In the entries below, find every line with the string "duration" and copy it.

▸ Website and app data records
* * * * * * * * *
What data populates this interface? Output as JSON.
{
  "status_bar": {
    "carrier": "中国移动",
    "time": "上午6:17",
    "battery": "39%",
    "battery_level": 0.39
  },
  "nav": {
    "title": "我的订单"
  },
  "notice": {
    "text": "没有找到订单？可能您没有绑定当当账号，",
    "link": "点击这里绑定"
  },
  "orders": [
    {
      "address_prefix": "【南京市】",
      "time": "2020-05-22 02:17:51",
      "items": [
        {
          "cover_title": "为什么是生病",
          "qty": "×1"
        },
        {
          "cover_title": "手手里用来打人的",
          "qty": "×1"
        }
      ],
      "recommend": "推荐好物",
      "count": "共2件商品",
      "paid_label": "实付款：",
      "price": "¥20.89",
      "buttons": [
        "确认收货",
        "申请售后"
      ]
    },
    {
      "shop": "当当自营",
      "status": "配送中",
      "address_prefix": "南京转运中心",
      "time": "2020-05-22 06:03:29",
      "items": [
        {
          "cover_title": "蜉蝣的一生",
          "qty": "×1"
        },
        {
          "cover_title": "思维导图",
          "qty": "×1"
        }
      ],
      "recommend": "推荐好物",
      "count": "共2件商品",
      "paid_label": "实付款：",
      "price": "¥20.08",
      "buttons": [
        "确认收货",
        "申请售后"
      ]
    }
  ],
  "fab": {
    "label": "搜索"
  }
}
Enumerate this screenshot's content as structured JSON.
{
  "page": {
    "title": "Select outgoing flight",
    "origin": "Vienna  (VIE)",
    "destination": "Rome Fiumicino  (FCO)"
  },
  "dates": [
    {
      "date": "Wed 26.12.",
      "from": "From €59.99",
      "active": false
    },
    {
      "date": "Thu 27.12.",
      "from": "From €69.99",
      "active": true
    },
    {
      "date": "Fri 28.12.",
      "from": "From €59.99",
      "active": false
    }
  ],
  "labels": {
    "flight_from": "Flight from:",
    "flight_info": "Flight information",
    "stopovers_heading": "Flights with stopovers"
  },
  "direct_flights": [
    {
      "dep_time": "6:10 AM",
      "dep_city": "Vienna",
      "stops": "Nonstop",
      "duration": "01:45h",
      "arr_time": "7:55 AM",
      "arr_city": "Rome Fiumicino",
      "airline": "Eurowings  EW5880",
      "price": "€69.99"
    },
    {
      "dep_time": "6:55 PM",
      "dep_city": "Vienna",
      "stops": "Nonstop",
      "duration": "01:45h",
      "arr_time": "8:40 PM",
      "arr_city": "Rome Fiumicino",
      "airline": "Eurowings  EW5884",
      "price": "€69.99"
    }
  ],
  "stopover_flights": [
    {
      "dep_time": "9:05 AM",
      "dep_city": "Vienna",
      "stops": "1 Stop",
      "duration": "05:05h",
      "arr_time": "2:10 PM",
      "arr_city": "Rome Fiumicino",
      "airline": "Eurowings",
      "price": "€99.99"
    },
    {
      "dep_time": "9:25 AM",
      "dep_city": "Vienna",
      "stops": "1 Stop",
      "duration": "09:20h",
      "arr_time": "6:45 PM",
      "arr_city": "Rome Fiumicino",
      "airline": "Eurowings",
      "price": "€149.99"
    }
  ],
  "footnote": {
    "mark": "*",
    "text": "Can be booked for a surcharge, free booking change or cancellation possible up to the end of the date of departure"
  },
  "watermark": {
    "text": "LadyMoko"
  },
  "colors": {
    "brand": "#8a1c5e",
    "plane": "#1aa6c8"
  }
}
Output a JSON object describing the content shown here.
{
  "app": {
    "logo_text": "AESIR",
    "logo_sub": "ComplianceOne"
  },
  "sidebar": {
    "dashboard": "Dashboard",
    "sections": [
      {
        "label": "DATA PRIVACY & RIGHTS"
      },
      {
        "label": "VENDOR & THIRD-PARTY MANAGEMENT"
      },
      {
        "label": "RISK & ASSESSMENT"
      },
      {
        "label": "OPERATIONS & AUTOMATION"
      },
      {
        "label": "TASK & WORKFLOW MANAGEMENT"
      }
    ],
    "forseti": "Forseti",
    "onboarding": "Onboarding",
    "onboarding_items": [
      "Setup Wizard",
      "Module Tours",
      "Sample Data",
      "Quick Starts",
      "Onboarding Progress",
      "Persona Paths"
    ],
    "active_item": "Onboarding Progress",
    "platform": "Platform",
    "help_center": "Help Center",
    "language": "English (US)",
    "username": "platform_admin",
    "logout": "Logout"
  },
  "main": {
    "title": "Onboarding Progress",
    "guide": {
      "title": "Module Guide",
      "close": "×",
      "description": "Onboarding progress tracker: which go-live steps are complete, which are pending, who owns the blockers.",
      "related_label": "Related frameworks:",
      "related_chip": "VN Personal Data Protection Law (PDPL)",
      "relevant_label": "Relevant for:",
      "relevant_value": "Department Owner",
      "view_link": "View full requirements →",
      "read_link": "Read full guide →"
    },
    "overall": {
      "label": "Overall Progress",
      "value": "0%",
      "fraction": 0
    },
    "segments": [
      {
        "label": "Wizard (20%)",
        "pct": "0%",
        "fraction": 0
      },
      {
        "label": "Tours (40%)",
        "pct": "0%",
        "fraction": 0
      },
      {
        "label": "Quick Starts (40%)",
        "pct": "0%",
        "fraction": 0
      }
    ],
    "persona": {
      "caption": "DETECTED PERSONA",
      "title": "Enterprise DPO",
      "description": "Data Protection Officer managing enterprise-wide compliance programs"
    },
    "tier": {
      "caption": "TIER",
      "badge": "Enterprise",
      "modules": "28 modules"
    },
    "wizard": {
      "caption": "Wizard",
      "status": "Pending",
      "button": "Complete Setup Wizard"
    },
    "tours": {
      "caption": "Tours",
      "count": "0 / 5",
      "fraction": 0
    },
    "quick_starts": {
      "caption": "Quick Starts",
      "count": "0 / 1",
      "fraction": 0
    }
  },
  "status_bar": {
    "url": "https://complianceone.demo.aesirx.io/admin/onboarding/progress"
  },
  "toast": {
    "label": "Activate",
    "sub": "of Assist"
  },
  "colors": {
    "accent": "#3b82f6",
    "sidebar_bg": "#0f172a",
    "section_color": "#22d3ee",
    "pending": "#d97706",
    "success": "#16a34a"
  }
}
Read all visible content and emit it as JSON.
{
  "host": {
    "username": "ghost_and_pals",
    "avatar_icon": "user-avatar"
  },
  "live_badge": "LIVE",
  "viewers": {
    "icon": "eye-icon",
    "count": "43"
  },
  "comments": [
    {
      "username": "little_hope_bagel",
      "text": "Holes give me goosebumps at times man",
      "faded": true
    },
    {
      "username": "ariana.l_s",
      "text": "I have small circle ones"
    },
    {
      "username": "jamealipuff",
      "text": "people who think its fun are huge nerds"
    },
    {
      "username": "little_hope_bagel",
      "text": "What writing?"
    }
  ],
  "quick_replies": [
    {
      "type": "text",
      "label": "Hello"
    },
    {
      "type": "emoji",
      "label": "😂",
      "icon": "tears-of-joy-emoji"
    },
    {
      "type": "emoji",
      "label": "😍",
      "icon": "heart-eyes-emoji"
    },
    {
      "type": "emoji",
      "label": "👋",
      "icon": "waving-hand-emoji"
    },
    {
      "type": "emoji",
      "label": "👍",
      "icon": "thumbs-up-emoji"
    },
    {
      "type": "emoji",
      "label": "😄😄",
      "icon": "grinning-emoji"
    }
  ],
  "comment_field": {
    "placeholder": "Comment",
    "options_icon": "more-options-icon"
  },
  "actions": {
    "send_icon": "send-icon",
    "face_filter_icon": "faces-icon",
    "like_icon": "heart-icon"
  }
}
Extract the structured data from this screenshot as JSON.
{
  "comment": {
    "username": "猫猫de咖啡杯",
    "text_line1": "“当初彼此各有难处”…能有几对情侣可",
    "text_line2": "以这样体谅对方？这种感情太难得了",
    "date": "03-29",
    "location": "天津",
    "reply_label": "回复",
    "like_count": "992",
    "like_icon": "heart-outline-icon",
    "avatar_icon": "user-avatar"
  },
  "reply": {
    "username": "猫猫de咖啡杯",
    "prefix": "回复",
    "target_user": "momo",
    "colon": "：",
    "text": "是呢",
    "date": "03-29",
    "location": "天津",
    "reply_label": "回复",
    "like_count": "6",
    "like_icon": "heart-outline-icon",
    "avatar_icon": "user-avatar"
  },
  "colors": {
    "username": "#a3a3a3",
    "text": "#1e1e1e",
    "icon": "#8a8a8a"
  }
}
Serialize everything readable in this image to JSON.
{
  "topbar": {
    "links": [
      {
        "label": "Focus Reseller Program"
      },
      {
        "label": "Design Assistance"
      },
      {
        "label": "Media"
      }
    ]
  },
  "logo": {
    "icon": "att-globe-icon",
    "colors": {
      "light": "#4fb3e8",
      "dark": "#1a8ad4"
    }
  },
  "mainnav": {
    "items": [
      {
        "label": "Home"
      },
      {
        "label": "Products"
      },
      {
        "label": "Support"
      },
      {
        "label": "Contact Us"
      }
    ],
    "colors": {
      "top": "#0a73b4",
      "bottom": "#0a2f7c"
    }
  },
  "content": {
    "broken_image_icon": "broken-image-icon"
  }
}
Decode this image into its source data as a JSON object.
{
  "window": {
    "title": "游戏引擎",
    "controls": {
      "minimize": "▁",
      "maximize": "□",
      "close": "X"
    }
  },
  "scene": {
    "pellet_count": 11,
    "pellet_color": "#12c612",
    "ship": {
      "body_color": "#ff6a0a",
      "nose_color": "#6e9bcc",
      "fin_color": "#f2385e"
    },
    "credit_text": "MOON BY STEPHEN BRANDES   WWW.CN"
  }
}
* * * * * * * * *
▸ Expected answer
      "duration": "01:45h",
      "duration": "01:45h",
      "duration": "05:05h",
      "duration": "09:20h",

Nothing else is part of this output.